(What you have to do): How many lines in the listing contain the word "Features"? Reply with the number alone.

(Recorded information):
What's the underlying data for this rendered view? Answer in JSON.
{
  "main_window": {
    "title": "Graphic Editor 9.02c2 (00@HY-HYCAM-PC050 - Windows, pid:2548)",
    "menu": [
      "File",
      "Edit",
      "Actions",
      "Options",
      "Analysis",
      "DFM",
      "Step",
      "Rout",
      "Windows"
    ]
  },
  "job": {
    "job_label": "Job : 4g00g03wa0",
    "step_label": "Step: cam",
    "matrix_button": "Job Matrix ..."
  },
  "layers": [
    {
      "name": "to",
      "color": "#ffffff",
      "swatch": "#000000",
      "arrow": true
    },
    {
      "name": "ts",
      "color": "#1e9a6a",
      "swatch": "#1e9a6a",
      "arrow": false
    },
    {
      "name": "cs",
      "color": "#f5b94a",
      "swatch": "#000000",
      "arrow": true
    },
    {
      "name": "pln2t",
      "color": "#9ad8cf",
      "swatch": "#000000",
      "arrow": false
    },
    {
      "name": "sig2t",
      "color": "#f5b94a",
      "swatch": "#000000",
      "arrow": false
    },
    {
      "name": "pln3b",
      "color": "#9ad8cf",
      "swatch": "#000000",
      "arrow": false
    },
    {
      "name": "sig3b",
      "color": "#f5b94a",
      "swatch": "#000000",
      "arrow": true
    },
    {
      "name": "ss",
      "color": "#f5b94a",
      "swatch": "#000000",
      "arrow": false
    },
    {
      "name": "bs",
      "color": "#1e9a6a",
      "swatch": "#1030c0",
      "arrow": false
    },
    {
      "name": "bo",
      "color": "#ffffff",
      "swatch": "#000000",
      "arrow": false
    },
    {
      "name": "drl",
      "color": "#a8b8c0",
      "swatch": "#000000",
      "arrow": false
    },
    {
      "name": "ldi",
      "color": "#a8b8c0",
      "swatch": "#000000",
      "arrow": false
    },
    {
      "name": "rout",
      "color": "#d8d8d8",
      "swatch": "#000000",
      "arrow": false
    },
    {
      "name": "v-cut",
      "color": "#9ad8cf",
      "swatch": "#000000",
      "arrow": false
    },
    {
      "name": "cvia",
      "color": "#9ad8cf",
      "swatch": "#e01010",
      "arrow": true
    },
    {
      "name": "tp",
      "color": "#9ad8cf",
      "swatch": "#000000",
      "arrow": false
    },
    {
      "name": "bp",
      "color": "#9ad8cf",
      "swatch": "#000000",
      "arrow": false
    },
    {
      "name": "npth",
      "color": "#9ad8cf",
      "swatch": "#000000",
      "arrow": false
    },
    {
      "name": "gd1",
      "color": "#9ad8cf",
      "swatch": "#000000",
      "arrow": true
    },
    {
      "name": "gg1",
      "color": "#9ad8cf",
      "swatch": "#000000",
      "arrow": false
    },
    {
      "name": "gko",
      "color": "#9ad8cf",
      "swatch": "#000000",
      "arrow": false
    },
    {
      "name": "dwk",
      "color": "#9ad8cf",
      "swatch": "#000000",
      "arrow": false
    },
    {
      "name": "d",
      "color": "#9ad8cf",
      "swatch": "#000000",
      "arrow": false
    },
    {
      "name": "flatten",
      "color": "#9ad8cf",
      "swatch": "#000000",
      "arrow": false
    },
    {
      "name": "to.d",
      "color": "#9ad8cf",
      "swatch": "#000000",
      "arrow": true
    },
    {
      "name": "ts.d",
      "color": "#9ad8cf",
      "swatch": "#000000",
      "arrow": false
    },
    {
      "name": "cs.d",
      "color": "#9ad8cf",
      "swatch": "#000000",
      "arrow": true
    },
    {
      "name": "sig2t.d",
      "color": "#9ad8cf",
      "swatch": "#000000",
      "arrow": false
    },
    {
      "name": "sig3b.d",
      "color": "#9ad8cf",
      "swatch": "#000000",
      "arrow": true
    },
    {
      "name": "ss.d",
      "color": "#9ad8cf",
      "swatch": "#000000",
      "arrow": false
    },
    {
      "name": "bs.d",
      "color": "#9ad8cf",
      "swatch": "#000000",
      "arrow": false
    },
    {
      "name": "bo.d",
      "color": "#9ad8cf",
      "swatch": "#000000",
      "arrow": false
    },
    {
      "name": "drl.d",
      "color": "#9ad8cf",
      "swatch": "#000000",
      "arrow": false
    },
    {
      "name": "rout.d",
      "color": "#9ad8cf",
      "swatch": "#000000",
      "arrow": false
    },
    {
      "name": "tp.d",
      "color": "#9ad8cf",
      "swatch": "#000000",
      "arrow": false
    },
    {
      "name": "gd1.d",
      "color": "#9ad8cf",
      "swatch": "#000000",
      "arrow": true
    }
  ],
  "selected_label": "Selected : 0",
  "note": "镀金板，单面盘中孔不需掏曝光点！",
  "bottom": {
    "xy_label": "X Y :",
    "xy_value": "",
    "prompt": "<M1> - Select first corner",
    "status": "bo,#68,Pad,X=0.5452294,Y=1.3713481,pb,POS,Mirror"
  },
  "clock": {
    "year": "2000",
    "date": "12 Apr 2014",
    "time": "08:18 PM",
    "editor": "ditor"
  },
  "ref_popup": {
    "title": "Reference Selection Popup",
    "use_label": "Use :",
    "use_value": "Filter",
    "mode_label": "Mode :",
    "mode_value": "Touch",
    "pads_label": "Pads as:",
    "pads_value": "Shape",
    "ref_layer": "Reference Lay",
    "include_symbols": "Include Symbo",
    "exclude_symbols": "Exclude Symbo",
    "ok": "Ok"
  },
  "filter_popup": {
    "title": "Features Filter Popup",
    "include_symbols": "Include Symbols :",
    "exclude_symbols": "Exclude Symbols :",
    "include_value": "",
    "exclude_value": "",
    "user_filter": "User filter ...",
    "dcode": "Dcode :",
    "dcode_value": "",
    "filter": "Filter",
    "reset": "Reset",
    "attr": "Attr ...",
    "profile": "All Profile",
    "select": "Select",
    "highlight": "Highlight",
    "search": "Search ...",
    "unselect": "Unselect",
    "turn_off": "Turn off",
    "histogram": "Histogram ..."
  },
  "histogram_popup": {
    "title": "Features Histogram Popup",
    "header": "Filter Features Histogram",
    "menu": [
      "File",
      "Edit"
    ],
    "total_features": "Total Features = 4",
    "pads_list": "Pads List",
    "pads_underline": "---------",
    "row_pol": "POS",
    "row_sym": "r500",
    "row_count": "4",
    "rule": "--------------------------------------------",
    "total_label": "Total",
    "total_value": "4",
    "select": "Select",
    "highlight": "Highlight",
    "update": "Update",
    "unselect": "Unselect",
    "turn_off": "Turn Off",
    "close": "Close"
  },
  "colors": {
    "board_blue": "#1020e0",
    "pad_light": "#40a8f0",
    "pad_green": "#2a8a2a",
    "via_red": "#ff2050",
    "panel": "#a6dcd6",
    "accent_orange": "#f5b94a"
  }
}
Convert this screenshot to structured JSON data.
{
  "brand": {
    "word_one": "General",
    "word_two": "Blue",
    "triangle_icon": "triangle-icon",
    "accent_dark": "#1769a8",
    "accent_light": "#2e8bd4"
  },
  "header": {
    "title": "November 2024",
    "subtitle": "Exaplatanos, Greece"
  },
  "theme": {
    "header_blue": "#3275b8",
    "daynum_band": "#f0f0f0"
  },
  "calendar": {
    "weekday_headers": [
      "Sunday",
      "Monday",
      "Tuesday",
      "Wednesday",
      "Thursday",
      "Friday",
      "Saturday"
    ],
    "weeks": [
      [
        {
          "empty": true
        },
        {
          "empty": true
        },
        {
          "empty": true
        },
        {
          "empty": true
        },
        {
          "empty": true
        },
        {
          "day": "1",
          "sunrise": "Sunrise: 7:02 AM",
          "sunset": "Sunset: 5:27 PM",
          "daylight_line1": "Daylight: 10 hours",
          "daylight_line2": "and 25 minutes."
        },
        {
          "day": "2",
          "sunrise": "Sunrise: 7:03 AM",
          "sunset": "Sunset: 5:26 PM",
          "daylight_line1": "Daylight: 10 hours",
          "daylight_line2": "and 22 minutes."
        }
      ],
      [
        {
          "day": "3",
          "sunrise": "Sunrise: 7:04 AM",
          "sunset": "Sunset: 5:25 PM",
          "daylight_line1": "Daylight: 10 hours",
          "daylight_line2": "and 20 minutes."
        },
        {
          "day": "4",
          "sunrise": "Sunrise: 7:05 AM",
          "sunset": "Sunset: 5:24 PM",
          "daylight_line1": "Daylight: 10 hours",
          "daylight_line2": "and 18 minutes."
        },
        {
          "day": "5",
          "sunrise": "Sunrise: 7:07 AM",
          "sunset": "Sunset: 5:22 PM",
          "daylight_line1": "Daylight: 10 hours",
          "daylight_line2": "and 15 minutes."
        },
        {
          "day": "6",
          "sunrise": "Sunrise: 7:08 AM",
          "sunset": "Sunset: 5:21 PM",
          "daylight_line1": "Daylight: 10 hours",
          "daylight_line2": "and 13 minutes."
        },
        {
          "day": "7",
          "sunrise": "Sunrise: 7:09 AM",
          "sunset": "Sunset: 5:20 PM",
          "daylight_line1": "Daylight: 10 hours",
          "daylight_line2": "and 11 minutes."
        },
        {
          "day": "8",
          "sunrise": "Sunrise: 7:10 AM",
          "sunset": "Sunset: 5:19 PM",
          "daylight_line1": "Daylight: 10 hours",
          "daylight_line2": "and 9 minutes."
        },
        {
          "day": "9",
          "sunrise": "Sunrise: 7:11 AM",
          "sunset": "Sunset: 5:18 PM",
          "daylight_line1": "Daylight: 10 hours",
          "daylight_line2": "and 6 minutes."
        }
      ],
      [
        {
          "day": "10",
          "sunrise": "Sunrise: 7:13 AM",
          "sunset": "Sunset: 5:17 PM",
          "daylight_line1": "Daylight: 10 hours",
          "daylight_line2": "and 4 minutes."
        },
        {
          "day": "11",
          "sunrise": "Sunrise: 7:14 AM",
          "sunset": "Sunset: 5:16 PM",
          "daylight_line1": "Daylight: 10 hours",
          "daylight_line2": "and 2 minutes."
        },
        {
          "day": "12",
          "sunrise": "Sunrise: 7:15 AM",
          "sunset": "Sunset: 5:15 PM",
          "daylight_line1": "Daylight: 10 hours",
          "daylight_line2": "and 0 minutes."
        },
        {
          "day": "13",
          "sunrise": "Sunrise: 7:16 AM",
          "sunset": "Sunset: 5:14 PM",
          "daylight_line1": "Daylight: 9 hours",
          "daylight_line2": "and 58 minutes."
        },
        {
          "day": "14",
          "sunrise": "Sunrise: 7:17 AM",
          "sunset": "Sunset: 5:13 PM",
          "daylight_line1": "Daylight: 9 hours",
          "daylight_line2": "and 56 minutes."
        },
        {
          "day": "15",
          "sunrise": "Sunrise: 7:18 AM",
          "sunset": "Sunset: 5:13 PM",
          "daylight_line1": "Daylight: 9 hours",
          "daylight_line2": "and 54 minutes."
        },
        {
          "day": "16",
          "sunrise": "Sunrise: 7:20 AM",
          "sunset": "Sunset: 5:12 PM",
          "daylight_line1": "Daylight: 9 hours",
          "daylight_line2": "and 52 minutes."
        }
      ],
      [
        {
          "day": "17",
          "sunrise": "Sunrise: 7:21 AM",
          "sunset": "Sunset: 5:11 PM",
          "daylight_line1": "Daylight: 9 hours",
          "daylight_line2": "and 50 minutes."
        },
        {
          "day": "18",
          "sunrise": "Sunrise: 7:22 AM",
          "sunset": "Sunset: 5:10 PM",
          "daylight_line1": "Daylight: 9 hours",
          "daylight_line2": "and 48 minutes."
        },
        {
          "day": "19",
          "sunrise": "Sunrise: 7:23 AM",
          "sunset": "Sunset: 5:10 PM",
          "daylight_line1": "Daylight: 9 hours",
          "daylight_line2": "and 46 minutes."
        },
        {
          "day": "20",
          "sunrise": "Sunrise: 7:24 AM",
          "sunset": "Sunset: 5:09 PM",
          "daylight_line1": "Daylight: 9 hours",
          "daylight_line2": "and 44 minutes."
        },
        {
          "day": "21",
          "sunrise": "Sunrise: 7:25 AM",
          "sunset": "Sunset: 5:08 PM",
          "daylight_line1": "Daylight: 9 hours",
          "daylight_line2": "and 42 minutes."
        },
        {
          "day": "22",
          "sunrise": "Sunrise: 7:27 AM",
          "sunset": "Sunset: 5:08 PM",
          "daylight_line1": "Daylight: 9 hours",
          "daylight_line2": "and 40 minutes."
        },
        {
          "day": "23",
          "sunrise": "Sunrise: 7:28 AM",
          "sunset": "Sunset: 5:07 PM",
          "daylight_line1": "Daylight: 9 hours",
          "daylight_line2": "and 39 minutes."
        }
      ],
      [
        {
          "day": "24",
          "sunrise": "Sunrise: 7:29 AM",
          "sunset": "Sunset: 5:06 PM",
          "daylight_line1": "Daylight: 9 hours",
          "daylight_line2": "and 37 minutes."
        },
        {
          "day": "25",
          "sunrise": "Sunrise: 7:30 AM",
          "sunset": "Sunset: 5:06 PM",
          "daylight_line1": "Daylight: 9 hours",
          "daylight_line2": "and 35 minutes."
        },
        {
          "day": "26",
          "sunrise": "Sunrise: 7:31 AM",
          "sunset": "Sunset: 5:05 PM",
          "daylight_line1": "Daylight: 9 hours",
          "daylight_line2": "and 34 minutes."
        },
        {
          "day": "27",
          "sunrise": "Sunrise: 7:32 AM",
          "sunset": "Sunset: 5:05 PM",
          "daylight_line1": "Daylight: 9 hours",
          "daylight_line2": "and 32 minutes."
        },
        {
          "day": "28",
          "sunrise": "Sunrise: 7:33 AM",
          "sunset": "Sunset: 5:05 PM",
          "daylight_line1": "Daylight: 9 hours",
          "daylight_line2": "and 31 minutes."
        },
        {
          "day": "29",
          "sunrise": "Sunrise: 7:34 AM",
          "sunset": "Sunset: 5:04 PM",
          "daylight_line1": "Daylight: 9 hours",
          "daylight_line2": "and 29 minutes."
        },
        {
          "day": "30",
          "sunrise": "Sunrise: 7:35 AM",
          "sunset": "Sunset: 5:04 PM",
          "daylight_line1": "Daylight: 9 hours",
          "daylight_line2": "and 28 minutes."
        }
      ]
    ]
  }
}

(Exercise solution): 4